Dutch filmmaker Saskia Diesing finally returns to IFFR for the world premiere of her second feature film Dorst, a tragicomic portrait of an estranged mother and daughter.
Some things are worth the wait. Sixteen years after her debut film short Du, Dutch filmmaker and teacher Saskia Diesing (1972) will return to Rotterdam for her latest feature film Dorst, which will also have its world premiere at the festival. “It’s really great to be back”, says Diesing, who cherishes some great memories of the festival from her time as a film student. “My first great film experiences were here at the festival. This is where I saw my first Hal Hartley movie, Simple Men, which completely blew me away. It has since become one of my favourite films, and I still watch it regularly, as part of my students’ curriculum at the HKU University of the Arts in Utrecht.”
Diesing’s own work may best be described by what one of her producers once called ‘lyrical realism’. “It’s a common term used in painting, although I’m not really sure if it’s a term that exists in film. It is true that I’m not really that interested in making social realist drama. I want there to be some stylisation, without it becoming too over-the-top. More like the realism of Hal Hartley and Alexander Payne than Wes Anderson.”
DorstSaskia Diesing IFFR 2018 95′
When a disoriented twenty-something moves in with her aloof, sick mother, painful situations are guaranteed to ensue. Coco (Elise van ’t Laar) does it anyway, in a last attempt to get closer and share love. That’s the last thing that the mother (Simone Kleinsma) wants. A tragicomic family drama about good intentions, ridiculous expectations and human impotence.
“We both tend to go looking for the absurd, the comic and the tragic in our day-to-day world.” – Saskia Diesing
In writer Esther Gerritsen Diesing found a real soulmate. Gerritsen helped write her script for her first feature film, Nena, in 2014. “From the get-go, we had really great chemistry. We share some of the same idiosyncrasies. We both tend to go looking for the absurd, the comic and the tragic in our day-to-day world.”
All of these elements come together in Dorst, based on the eponymous book by Gerritsen (translated in English as Craving). It’s a tragicomic portrait of an estranged mother (Elisabeth) and daughter (Coco), who, after the mother gets diagnosed with a terminal illness, suddenly find themselves in each other’s orbit once again. “One of the things that impressed me the most in the book is that I was able to empathise with both characters, but both in very different ways. The hyper rational Elisabeth appeals to the head, while the impulsive Coco goes straight for the gut. That also became my greatest challenge: to see how this could be translated to film.”
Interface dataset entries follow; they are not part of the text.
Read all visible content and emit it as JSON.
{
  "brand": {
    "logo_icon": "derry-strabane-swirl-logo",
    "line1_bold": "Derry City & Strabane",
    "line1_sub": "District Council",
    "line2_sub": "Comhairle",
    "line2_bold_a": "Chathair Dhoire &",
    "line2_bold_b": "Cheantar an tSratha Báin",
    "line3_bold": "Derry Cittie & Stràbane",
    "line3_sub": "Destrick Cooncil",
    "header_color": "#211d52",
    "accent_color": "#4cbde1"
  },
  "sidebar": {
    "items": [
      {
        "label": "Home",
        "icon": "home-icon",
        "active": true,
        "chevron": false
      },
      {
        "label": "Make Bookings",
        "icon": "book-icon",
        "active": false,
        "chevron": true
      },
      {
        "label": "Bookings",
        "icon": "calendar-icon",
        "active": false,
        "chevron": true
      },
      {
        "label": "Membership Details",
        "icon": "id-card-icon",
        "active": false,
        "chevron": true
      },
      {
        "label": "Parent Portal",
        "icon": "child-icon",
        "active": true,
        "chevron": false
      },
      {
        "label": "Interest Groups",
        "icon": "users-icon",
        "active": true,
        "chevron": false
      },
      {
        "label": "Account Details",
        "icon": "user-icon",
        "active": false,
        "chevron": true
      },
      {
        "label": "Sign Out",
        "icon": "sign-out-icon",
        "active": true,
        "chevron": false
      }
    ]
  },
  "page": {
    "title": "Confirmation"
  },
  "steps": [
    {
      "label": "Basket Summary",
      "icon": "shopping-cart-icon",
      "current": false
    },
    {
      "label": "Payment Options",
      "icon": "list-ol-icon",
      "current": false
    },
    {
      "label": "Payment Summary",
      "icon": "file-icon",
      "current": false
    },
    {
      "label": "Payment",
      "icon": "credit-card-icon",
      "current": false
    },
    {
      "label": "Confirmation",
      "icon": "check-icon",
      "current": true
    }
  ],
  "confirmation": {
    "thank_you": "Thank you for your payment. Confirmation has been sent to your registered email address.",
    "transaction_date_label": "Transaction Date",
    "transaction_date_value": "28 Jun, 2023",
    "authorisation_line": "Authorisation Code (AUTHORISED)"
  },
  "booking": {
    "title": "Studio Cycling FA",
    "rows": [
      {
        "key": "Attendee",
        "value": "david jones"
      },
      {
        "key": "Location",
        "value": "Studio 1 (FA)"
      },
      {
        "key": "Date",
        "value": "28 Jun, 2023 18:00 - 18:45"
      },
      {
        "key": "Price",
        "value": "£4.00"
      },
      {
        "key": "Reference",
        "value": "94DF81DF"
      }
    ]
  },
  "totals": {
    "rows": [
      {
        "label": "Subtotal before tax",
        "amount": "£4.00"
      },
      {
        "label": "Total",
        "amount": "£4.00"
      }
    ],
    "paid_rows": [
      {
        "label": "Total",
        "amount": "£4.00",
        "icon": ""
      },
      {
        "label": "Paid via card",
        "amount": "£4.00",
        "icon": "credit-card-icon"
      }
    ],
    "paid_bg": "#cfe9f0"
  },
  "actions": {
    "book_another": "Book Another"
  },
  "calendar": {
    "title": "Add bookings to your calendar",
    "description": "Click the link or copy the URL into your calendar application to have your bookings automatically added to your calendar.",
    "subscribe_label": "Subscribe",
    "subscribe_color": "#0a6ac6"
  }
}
One of Diesing’s solutions: having Elisabeth speak directly to the camera. “Coco is a woman of action. Her actions reveal her motivations. For Elisabeth, who probably suffers from some form of Autism Spectrum Disorder, it’s the complete opposite. If you judge her only by her actions, she appears to be a cold woman, but there are rational thought processes hidden behind every move. But those are hard to show, if you don’t spell them out. In addition, it finally gave me the chance to break the fourth wall in film, something I have been longing to do for some time.”
The part of Elisabeth is being played by renowned Dutch musical star Simone Kleinsma, her first leading role in a film. “One of our producers suggested her to us, and Esther and I couldn’t wait to get her on board. While casting, I like to look further than the usual suspects. I also think the potential of comic performers is sadly underrated. Look, for instance, at the brilliance of Jim Carrey in Eternal Sunshine of the Spotless Mind or Bill Murray in Lost in Translation.”
As Elisabeth, Kleinsma is a perfect fit. “She just has such great features! I could easily look at her face and those startling blue eyes all day long. She has a hardness and a vulnerability to her at the same time. On top of all that, she’s a brilliant comedian, with great comedic timing.”
Kleinsma finds a great sparring-partner in Elise van ‘t Laar, who had her breakthrough in 2014 with the small indie film Tussen 10 en 12 (programmed at IFFR 2015). “Elise just goes all-in as Coco. She dives in, head-first”, says Diesing. “There’s a bravery in her acting that’s very rare. She’s also a very hard, very disciplined worker. I’m really chuffed with these two great, intelligent actresses!”
Photo in header: Photo: Saskia Diesing | Interview: Bregtje Schudel